The entries shown next need to be written again word for word.

**Records to process**
Start of Block
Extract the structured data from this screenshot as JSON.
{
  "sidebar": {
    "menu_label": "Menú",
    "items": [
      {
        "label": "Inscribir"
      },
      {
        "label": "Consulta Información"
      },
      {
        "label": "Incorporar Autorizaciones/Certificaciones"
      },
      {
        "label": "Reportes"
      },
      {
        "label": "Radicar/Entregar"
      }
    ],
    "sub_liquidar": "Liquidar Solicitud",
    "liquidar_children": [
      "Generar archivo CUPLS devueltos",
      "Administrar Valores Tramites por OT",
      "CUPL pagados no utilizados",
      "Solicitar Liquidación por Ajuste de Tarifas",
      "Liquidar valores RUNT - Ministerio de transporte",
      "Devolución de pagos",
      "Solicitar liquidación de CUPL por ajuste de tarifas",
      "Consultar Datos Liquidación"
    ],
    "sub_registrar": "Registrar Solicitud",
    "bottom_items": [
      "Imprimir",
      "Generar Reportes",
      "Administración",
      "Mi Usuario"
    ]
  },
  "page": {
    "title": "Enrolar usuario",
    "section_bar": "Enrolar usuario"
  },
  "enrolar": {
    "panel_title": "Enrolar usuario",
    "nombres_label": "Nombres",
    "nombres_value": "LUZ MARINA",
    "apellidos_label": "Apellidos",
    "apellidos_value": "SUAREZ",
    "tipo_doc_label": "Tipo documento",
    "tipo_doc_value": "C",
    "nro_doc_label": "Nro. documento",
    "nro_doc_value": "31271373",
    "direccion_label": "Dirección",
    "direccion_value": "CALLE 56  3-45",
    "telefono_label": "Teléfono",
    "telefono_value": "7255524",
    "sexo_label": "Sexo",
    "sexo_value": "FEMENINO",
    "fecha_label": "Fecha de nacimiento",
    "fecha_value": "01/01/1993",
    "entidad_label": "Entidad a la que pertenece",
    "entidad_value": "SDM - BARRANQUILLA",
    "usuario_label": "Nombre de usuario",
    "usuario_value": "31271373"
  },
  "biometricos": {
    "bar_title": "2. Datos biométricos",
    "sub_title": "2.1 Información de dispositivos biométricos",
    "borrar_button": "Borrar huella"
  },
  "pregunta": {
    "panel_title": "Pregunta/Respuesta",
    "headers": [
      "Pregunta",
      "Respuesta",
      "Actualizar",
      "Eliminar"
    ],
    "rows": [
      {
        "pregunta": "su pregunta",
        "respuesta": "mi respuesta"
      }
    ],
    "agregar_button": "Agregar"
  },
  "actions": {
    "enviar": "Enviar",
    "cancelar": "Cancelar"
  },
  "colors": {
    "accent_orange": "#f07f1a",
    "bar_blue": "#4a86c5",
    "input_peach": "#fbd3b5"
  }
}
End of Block
**Answer for this exercise**
Extract the structured data from this screenshot as JSON.
{
  "sidebar": {
    "menu_label": "Menú",
    "items": [
      {
        "label": "Inscribir"
      },
      {
        "label": "Consulta Información"
      },
      {
        "label": "Incorporar Autorizaciones/Certificaciones"
      },
      {
        "label": "Reportes"
      },
      {
        "label": "Radicar/Entregar"
      }
    ],
    "sub_liquidar": "Liquidar Solicitud",
    "liquidar_children": [
      "Generar archivo CUPLS devueltos",
      "Administrar Valores Tramites por OT",
      "CUPL pagados no utilizados",
      "Solicitar Liquidación por Ajuste de Tarifas",
      "Liquidar valores RUNT - Ministerio de transporte",
      "Devolución de pagos",
      "Solicitar liquidación de CUPL por ajuste de tarifas",
      "Consultar Datos Liquidación"
    ],
    "sub_registrar": "Registrar Solicitud",
    "bottom_items": [
      "Imprimir",
      "Generar Reportes",
      "Administración",
      "Mi Usuario"
    ]
  },
  "page": {
    "title": "Enrolar usuario",
    "section_bar": "Enrolar usuario"
  },
  "enrolar": {
    "panel_title": "Enrolar usuario",
    "nombres_label": "Nombres",
    "nombres_value": "LUZ MARINA",
    "apellidos_label": "Apellidos",
    "apellidos_value": "SUAREZ",
    "tipo_doc_label": "Tipo documento",
    "tipo_doc_value": "C",
    "nro_doc_label": "Nro. documento",
    "nro_doc_value": "31271373",
    "direccion_label": "Dirección",
    "direccion_value": "CALLE 56  3-45",
    "telefono_label": "Teléfono",
    "telefono_value": "7255524",
    "sexo_label": "Sexo",
    "sexo_value": "FEMENINO",
    "fecha_label": "Fecha de nacimiento",
    "fecha_value": "01/01/1993",
    "entidad_label": "Entidad a la que pertenece",
    "entidad_value": "SDM - BARRANQUILLA",
    "usuario_label": "Nombre de usuario",
    "usuario_value": "31271373"
  },
  "biometricos": {
    "bar_title": "2. Datos biométricos",
    "sub_title": "2.1 Información de dispositivos biométricos",
    "borrar_button": "Borrar huella"
  },
  "pregunta": {
    "panel_title": "Pregunta/Respuesta",
    "headers": [
      "Pregunta",
      "Respuesta",
      "Actualizar",
      "Eliminar"
    ],
    "rows": [
      {
        "pregunta": "su pregunta",
        "respuesta": "mi respuesta"
      }
    ],
    "agregar_button": "Agregar"
  },
  "actions": {
    "enviar": "Enviar",
    "cancelar": "Cancelar"
  },
  "colors": {
    "accent_orange": "#f07f1a",
    "bar_blue": "#4a86c5",
    "input_peach": "#fbd3b5"
  }
}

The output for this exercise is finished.